Blood-borne viruses, such as Hepatitis C and MRSA, can be easily spread through sharing injecting equipment and other risky behaviour. Find out how to reduce the risks, book yourself a test and, if necessary, begin treatment.
Hepatitis C is a treatable blood-borne virus that can have serious health implications. Hepatitis C is the most common blood borne virus among people who inject drugs. It is generally spread through sharing injecting equipment. People who have injected drugs account for more than 90% of new hepatitis C positive diagnoses.
The virus primarily damages the liver, affecting its ability to perform essential functions. It can also affect other areas of the body.
Hepatitis C can only be contracted through blood. It can be transmitted through sex involving blood or abrasion to the skin (but not through sexual fluids).
Hepatitis C Testing
Testing is the only way to tell if you are Hepatitis C positive. We offer free Hepatitis C testing across our services, including in Needle Exchanges at our Walk-In Centres and also by post through a simple dry blood spot test.
Around 1 in 5 people will clear the virus naturally during the first six months of infection. There is effective medication available for Hep C that involves taking a pill twice daily. If you test positive for the hepatitis C virus, we offer you a treatment referral into Bristol’s hepatology services and further support through our dedicated blood borne viruses nurse.
For more information, visit The Hepatitis C Trust.
HIV is the most famous blood borne virus.

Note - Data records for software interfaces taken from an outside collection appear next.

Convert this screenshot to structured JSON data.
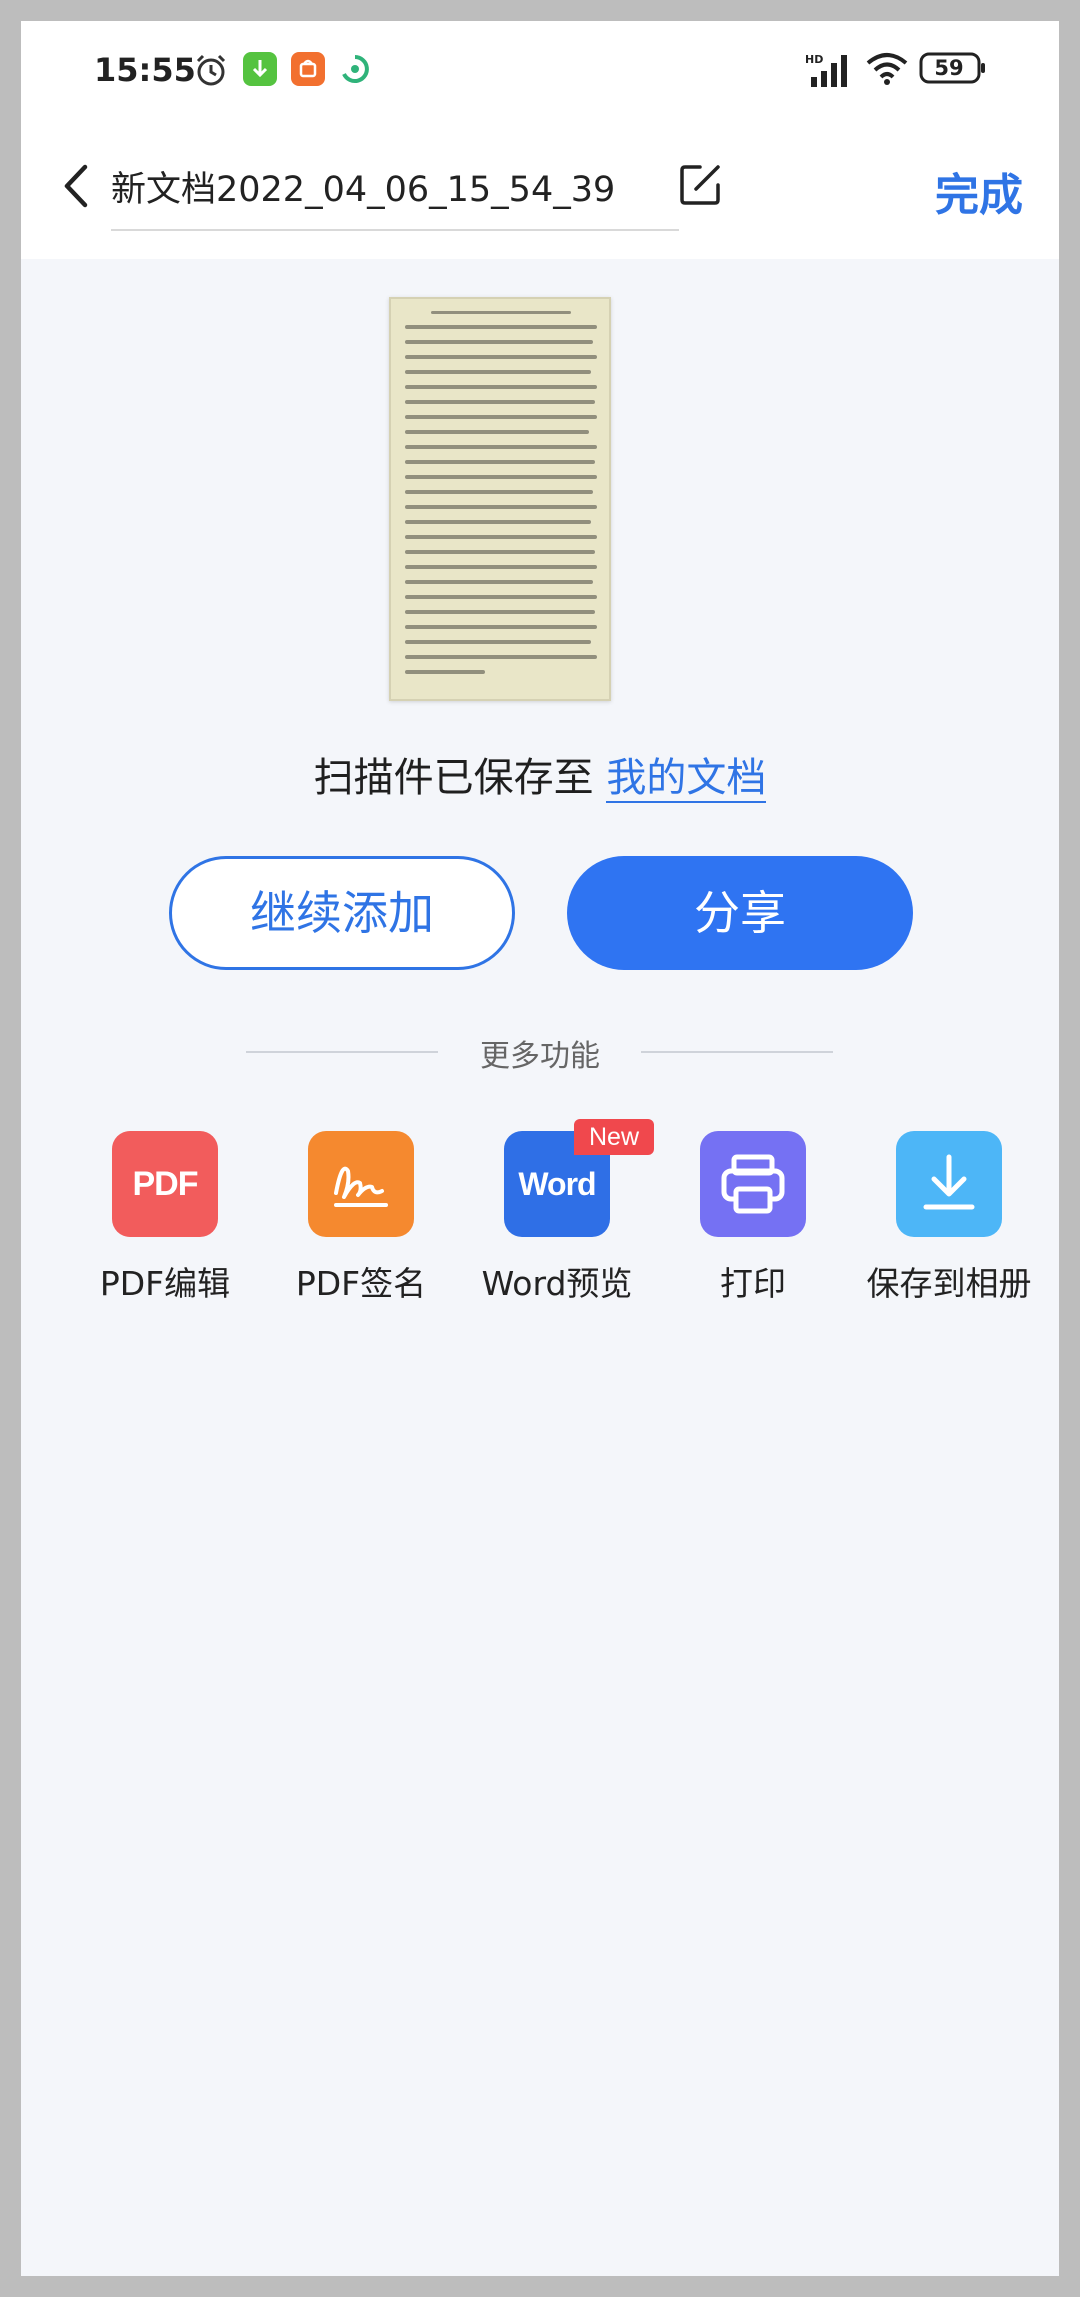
{
  "status": {
    "time": "15:55",
    "battery": "59"
  },
  "header": {
    "title": "新文档2022_04_06_15_54_39",
    "done_label": "完成"
  },
  "saved": {
    "prefix": "扫描件已保存至 ",
    "link": "我的文档"
  },
  "actions": {
    "continue_label": "继续添加",
    "share_label": "分享"
  },
  "more": {
    "label": "更多功能",
    "tools": [
      {
        "label": "PDF编辑",
        "icon": "pdf-icon",
        "icon_text": "PDF",
        "color": "#f25c5c"
      },
      {
        "label": "PDF签名",
        "icon": "signature-icon",
        "color": "#f5892f"
      },
      {
        "label": "Word预览",
        "icon": "word-icon",
        "icon_text": "Word",
        "badge": "New",
        "color": "#2f6fe6"
      },
      {
        "label": "打印",
        "icon": "printer-icon",
        "color": "#7571f3"
      },
      {
        "label": "保存到相册",
        "icon": "download-icon",
        "color": "#4db6f7"
      }
    ]
  },
  "colors": {
    "accent": "#2f74e5",
    "page_bg": "#f4f6fa"
  }
}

HIV infects the immune system, causing progressive damage and eventually making it unable to fight off infections.
The most common way of transmitting HIV is through sexual intercourse, but it can also be transmitted by sharing injecting equipment.
The only way to get a diagnosis is to complete a HIV test. At BDP we can provide access to a test and help connect you with relevant healthcare and support if you were found to be positive.

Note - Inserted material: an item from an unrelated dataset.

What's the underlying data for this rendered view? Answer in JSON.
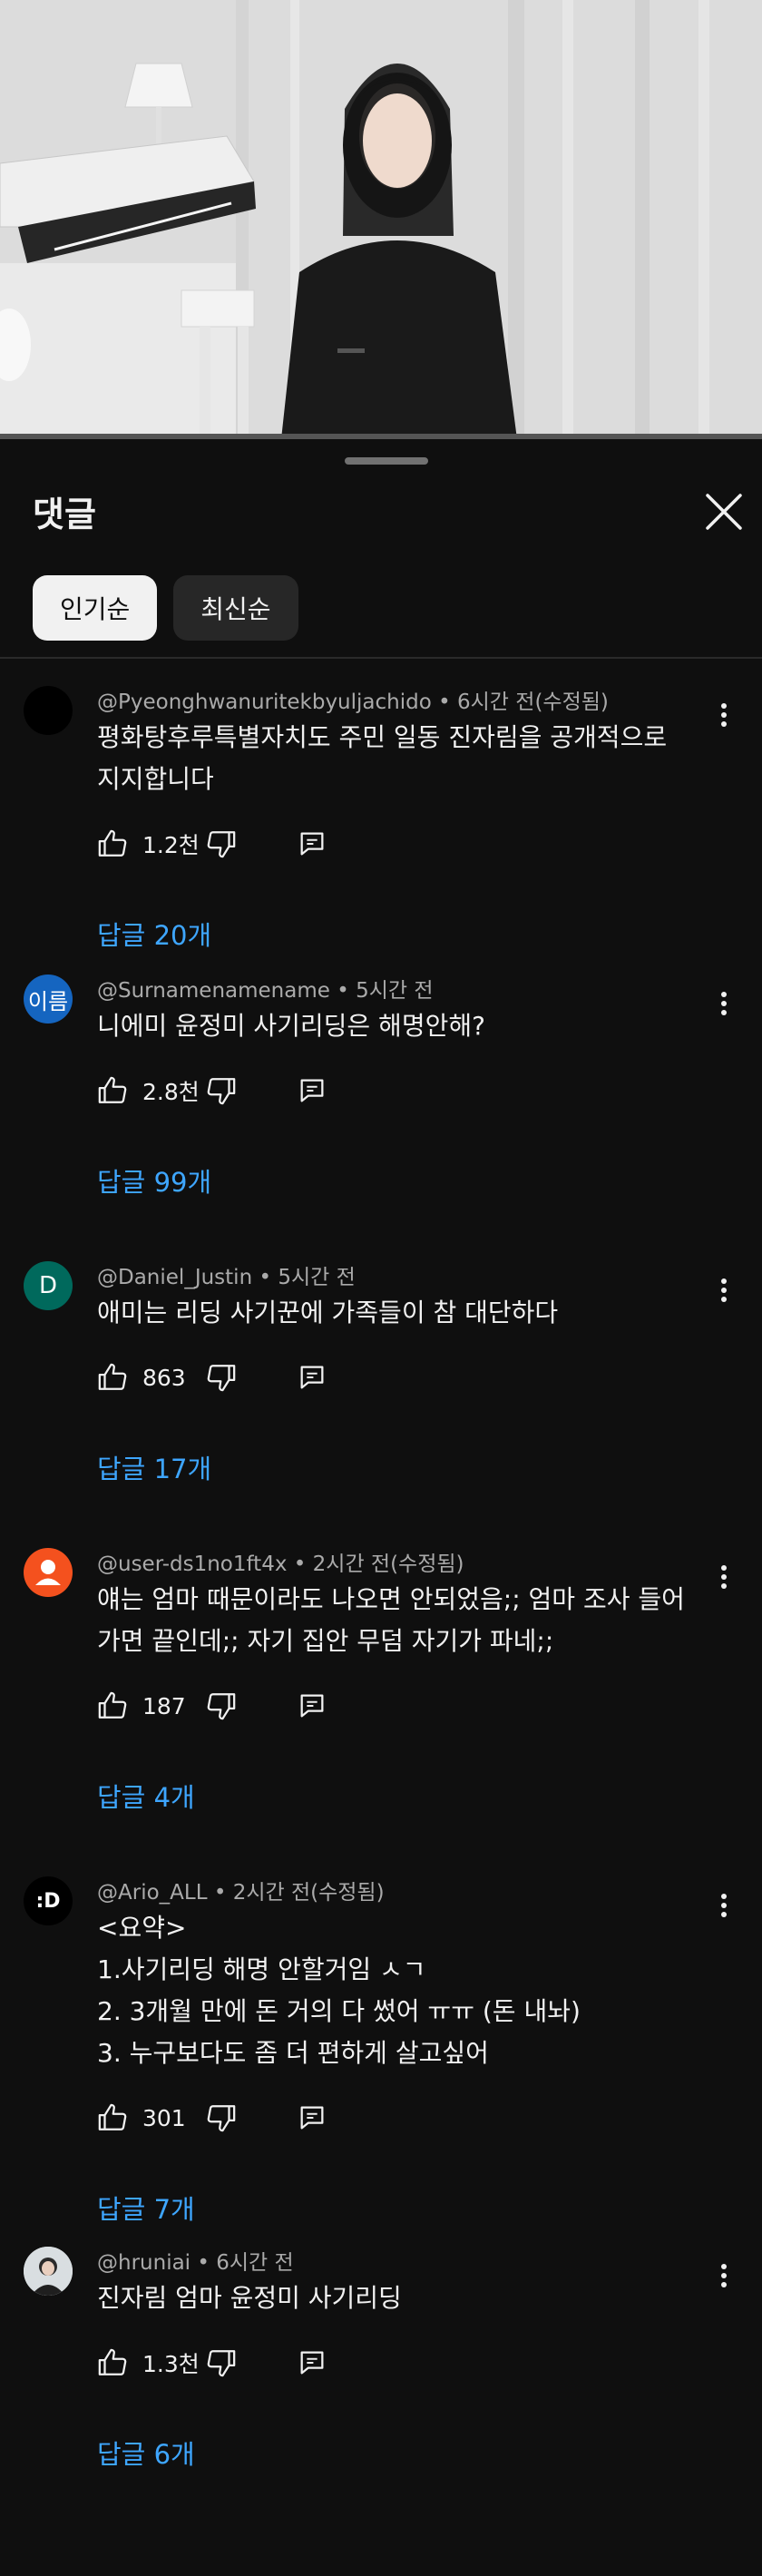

For more information about HIV, visit Terrence Higgins Trust
MRSA, or Meticillin- resistant Staphylococcus Aureus, is a type of ‘superbug’ bacteria that lives on the skin and can cause infections, ranging from minor to life-threatening, when it enters the bloodstream.
While it can be treated with some antibiotics, it does not respond to all of them, so it is important to be aware of the source of the bacteria.
Wounds, injuries or other punctures in the skin can easily become infected, so you are more likely to get infected if you inject. Groin injecting is a particular risk as bacteria live easily in warm and moist places. The risk of infection increases when you share injecting equipment.
MRSA is well known for spreading in hospitals because of the large amounts of people passing through and with patients having healing wounds and existing poor health.
For more information, visit NHS Choices.